After another allegation of sexual misconduct emerged Wednesday against Sen. Al Franken, several Democratic Senators in rapid succession called for their colleague to resign.
On Wednesday morning, Politico reported that a former Democratic congressional aide said Franken tried to forcibly kiss her in 2006, three years before he became a senator. The woman said she had never met Franken before and that he followed her after a taping of his radio show:
She said she was gathering her belongings to follow her boss out of the room. When she turned around, Franken was in her face.
The former staffer ducked to avoid Franken’s lips. As she hastily left the room, she said, Franken told her: “It’s my right as an entertainer.”
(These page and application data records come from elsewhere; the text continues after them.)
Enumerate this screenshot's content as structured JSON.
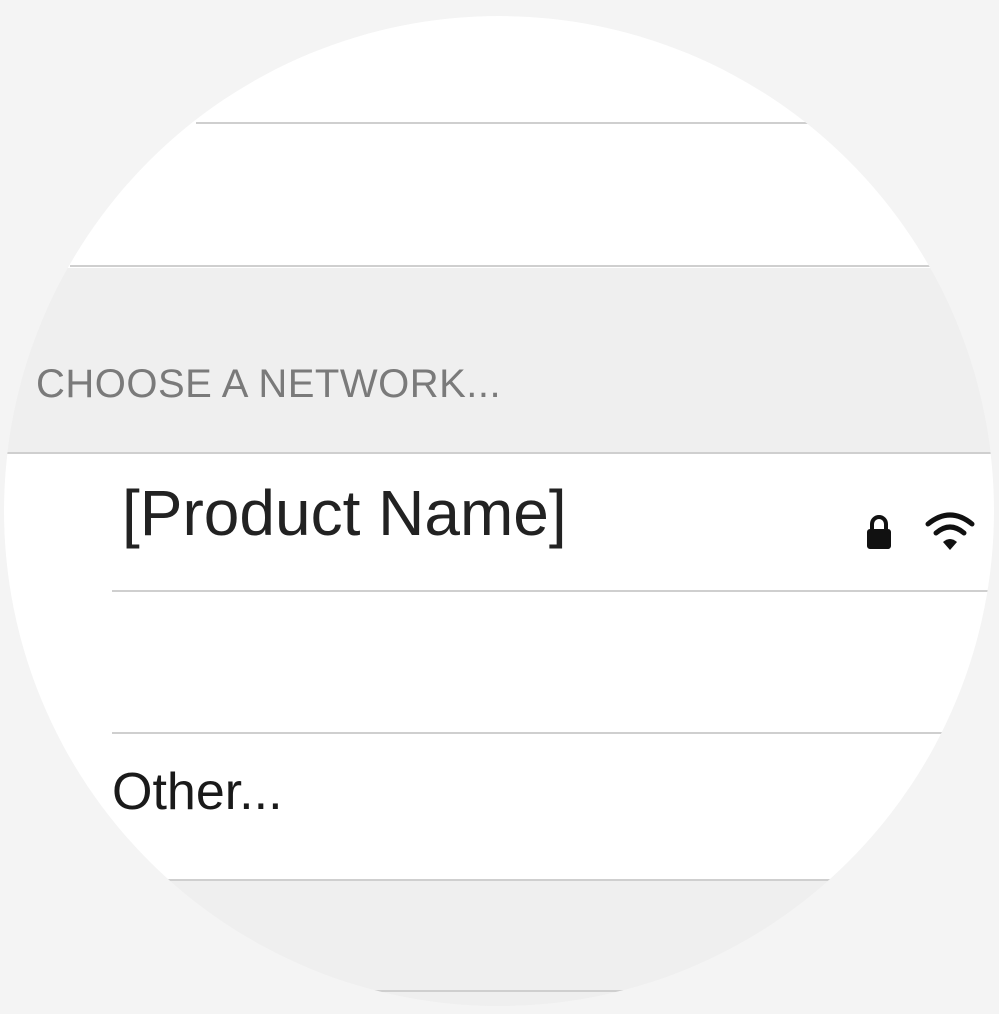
{
  "section": {
    "header": "CHOOSE A NETWORK..."
  },
  "networks": [
    {
      "name": "[Product Name]",
      "secured": true,
      "icons": [
        "lock-icon",
        "wifi-icon"
      ]
    }
  ],
  "other": {
    "label": "Other..."
  },
  "colors": {
    "background": "#f4f4f4",
    "row": "#ffffff",
    "section": "#efefef",
    "separator": "#cfcfcf",
    "header_text": "#7a7a7a",
    "primary_text": "#222222"
  }
}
Franken has been accused of sexual misconduct—primarily groping—by six other women, one of whom also accused Franken of kissing her at a taping of his radio show.
Franken denied the allegation to Politico, calling it “categorically not true.”
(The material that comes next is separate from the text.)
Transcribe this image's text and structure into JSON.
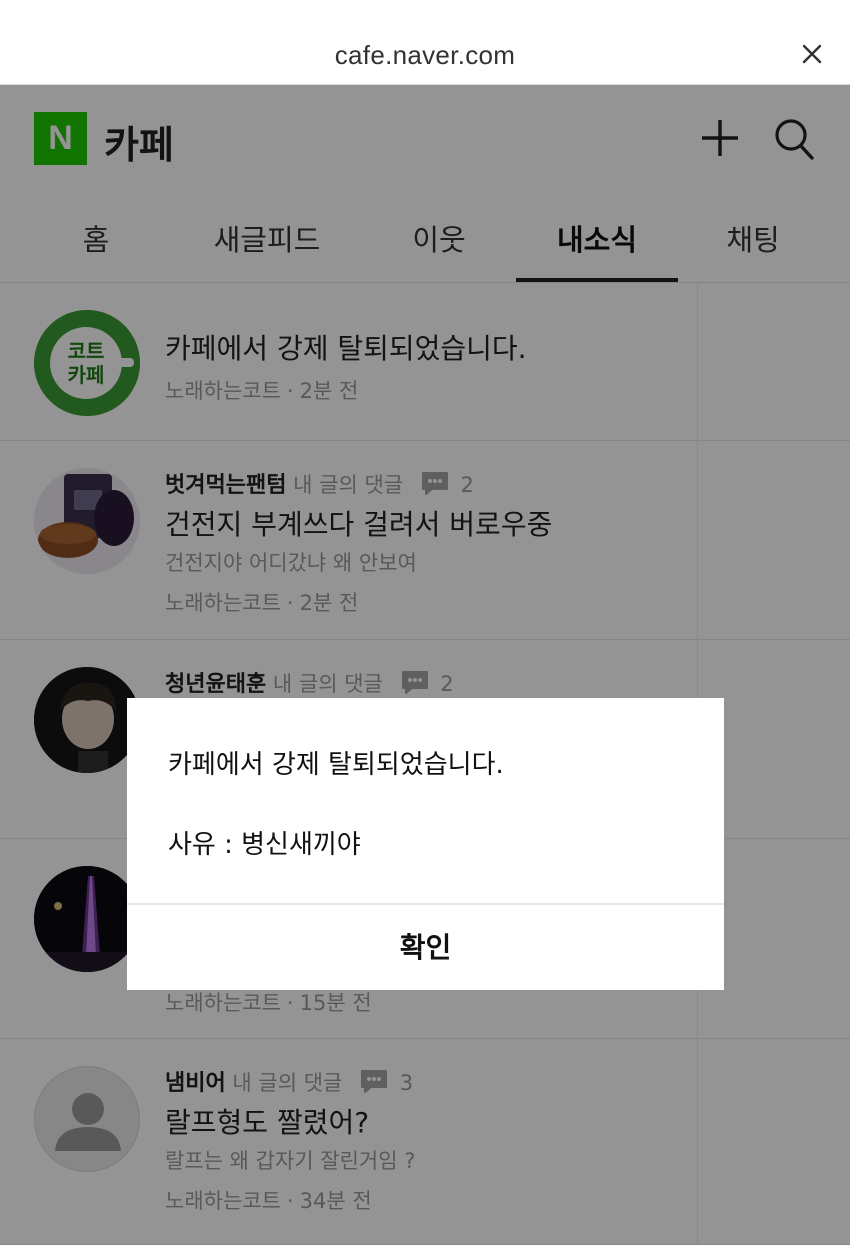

The story was apparently the last straw for many female senators—and, later, some of the male colleagues—who quickly called for his resignation.
Sen. Kirsten Gillibrand led the charge with a lengthy Facebook post. “While Senator Franken is entitled to have the Ethics Committee conclude its review, I believe it would be better for our country if he sent a clear message that any kind of mistreatment of women in our society isn’t acceptable by stepping aside to let someone else serve,” she wrote.
The floodgates opened:
The calls on Franken to resign also come one day after Rep. John Conyers, also accused of sexual harassment, announced he would leave Congress immediately following growing calls for his resignation.
Update, Wednesday, Dec. 6 at 12:25 p.m.: More senators and Democratic National Committee chair Tom Perez have come forward with calls for Franken to resign:
Update, Wednesday, Dec. 6 at 1:27 p.m.: Sen. Franken’s office has said he will make an announcement tomorrow. Four more senators have added their voices in the call for Franken to resign:
Update, Wednesday, Dec. 6 at 2:05 p.m.: Sen. Ron Wyden tweeted that he expected Franklin to announce his resignation Thursday. He and two other senators also expressed that it was “the right thing to do.”
One more thing
You depend on Slate for sharp, distinctive coverage of the latest developments in politics and culture. Now we need to ask for your support.
Our work is more urgent than ever and is reaching more readers—but online advertising revenues don’t fully cover our costs, and we don’t have print subscribers to help keep us afloat. So we need your help. If you think Slate’s work matters, become a Slate Plus member. You’ll get exclusive members-only content and a suite of great benefits—and you’ll help secure Slate’s future.